An overloaded ferry sank in rough conditions in central Bangladesh on Monday with up to 200 passengers on board, in the latest disaster to hit the country’s rivers.
Emergency workers said around 100 survivors and two dead bodies had been pulled out of the river, but the rest remain unaccounted for.
“The waves were huge, the ferry was rolling heavily from side to side,” said survivor Syed Saadi, whose wife and two sons were still missing.
“The boat flooded with water after a huge wave hit it, and tipped over before sinking under the water,” he told Channel 24 television.
The ferry was around 30 kilometres (20 miles) south of the capital Dhaka when it sank on the river Padma in the central district of Munshiganj.
Ferry accidents are common in the impoverished country, with overcrowding and poor ship design and maintenance often to blame.
Local police chief Tofazzal Hossain told AFP the vessel was overloaded with passengers and conditions were rough.
The police chief of Madaripur, where the ferry began its journey, said it was carrying between 170 and 200 passengers.
But one survivor, speaking on local television, said there were up to 350 passengers on board.
“There was no storm, but the weather was cloudy and the river was rough.
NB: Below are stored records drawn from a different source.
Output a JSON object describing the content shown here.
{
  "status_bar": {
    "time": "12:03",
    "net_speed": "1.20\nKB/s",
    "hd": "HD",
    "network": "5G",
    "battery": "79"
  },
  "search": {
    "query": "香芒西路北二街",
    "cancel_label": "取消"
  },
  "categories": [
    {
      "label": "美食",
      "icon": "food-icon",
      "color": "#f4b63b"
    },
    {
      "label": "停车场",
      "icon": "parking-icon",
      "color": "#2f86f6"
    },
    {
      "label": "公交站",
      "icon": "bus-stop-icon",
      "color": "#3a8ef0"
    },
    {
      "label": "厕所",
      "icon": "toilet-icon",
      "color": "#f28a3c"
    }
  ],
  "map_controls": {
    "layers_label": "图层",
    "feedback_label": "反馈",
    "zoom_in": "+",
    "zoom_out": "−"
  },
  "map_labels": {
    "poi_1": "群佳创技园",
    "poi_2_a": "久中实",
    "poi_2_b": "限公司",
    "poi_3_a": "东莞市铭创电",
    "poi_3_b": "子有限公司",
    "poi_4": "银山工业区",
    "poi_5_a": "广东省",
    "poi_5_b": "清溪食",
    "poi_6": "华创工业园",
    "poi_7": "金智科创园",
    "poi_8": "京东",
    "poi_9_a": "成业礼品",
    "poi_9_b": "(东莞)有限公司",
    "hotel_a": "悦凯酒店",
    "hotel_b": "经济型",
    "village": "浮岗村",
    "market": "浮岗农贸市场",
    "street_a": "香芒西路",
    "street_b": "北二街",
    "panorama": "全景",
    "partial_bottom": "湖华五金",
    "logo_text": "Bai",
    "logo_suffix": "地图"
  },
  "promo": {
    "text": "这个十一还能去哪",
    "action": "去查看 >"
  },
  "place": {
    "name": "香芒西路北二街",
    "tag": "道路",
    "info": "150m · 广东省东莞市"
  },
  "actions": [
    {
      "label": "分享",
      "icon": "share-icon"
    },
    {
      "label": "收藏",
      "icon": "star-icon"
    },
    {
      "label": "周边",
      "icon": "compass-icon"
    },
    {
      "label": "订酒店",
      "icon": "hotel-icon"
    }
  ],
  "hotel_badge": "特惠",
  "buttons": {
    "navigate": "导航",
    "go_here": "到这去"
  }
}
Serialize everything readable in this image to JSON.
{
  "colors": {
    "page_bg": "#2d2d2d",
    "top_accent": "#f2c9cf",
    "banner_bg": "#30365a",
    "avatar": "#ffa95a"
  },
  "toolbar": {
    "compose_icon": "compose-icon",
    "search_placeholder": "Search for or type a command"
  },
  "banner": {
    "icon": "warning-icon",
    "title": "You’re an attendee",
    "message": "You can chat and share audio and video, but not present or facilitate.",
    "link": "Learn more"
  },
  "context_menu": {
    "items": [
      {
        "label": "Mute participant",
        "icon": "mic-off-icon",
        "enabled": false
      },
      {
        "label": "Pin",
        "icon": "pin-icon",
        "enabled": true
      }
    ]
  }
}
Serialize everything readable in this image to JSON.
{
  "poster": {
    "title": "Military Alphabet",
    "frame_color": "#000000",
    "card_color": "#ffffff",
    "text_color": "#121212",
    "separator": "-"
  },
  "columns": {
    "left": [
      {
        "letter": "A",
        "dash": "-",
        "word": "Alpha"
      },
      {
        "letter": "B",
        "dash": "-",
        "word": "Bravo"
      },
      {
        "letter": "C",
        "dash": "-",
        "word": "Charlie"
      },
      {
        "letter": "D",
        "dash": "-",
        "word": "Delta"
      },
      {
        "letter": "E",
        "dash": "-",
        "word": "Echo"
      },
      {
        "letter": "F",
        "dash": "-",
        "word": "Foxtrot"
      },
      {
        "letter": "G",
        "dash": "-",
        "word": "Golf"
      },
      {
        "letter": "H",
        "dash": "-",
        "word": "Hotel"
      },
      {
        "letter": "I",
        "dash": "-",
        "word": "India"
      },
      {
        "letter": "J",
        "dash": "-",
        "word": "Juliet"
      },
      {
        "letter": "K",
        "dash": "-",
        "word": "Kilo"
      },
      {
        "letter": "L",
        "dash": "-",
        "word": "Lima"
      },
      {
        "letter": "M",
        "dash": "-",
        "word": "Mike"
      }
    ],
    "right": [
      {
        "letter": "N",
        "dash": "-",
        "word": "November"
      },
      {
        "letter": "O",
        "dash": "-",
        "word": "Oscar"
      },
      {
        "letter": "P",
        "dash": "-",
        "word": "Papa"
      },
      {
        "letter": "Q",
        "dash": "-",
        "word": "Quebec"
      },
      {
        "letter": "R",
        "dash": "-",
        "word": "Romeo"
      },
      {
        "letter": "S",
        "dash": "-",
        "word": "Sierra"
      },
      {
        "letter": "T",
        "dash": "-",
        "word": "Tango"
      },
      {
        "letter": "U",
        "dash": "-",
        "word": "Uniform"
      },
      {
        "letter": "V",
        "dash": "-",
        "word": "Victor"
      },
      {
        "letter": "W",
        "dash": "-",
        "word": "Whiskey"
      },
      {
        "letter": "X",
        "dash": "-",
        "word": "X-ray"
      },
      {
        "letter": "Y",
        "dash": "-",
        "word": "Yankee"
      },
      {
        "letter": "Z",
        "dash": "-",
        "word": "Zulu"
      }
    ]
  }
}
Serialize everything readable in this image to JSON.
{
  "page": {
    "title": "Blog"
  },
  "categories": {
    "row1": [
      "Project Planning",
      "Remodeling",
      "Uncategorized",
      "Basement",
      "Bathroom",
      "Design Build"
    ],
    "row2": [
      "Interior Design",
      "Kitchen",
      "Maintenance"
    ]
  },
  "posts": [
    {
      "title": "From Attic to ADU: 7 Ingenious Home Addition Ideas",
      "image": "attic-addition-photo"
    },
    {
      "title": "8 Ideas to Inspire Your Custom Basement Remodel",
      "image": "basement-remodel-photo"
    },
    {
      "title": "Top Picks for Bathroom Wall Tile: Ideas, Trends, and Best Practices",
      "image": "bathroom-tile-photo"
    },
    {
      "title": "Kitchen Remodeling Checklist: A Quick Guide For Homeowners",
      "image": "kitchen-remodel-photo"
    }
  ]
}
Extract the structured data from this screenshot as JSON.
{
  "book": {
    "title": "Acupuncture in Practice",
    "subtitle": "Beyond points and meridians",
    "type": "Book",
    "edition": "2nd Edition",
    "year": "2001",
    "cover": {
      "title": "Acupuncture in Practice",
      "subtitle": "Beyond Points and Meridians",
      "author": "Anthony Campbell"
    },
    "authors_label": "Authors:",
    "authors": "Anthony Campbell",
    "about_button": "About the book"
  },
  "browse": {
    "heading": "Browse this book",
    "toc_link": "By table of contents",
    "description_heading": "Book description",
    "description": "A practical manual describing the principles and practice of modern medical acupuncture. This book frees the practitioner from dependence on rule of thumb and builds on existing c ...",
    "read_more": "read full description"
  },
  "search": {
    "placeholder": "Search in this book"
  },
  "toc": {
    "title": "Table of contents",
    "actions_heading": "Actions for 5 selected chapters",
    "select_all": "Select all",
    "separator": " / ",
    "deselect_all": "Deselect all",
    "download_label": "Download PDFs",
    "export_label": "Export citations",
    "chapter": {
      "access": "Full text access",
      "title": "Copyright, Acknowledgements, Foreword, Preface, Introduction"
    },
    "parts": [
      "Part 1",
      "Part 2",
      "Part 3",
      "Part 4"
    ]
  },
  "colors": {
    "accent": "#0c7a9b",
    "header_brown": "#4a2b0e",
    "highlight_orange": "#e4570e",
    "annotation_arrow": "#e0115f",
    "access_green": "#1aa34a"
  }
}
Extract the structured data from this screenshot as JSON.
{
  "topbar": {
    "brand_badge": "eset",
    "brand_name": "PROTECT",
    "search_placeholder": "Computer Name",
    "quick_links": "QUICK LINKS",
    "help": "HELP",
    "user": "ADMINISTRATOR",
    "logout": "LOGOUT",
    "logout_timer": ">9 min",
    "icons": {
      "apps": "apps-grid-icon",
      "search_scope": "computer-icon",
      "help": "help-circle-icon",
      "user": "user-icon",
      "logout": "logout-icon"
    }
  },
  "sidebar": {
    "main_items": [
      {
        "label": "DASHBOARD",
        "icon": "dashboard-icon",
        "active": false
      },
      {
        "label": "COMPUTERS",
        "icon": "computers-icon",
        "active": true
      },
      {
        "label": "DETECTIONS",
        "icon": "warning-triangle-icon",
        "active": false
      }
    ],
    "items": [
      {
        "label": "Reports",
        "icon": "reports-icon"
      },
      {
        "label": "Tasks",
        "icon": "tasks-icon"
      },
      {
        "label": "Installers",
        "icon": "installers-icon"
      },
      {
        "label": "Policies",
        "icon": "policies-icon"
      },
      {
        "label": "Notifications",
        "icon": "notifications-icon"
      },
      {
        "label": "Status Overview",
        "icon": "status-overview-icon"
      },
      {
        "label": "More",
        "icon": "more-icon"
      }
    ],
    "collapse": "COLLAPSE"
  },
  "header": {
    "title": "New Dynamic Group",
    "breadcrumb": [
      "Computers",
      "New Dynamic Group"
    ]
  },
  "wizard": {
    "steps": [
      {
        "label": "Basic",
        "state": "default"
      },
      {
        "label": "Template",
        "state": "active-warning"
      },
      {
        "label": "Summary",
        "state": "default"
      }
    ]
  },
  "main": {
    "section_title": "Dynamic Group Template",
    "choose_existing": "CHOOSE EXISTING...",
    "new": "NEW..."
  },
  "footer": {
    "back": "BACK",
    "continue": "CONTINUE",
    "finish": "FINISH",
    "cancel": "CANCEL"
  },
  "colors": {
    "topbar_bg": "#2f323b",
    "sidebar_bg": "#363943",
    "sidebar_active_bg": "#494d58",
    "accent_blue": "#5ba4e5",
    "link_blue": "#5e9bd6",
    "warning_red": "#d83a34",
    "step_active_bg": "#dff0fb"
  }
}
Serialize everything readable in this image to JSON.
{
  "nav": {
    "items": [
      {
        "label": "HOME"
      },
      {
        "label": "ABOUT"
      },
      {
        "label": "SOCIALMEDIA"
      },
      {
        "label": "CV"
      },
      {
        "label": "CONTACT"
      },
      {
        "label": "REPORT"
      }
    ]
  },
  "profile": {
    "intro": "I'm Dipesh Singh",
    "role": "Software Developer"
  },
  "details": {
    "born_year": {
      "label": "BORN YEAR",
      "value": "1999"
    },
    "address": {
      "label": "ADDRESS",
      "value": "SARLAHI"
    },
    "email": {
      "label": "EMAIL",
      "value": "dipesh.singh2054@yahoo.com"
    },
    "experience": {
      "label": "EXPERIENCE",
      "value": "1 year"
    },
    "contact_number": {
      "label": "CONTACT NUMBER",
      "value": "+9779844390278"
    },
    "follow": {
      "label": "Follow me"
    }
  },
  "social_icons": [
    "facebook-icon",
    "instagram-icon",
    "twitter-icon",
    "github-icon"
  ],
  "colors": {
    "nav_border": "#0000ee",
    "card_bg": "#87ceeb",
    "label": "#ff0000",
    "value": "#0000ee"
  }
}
The waves were huge,” he said.
“Suddenly the ferry was hit by a wave and flooded with water. I got out through a window and the ferry sank quickly.
“I was rescued by a local motor boat, other people were also rescued by boats.”
Bangladeshi ferries do not maintain passenger logbooks, and are often overloaded.
Emergency workers at the scene said thousands of onlookers had gathered on the banks of the swollen river Padma, in the district of Munshiganj, where the boat sank.
August is monsoon season in Bangladesh, when rivers run high, and the ship was completely submerged.
“Our divers are going to locate the sunken ferry and start the rescue operations,” Mohammad Dulal of the fire service told AFP.
Bangladesh, one of Asia’s poorest nations, is criss-crossed by more than 230 rivers and boats are the main form of travel, especially in the southern and northeastern regions.
However many of the vessels in use date back to before independence in 1971.
Officials have said more than 95 percent of Bangladesh’s hundreds of thousands of small and medium-sized boats do not meet minimum safety regulations.
In May, a passenger ferry thought to be carrying between 150 and 200 people sank in central Bangladesh, killing dozens of people. The exact death toll remains unknown.
Survivors blamed the ship’s captain for refusing to take shelter from a gathering storm.
Around 150 people were killed in the same district in March 2012 after an overcrowded ferry carrying about 200 passengers sank when it was hit by an oil barge in the middle of the night.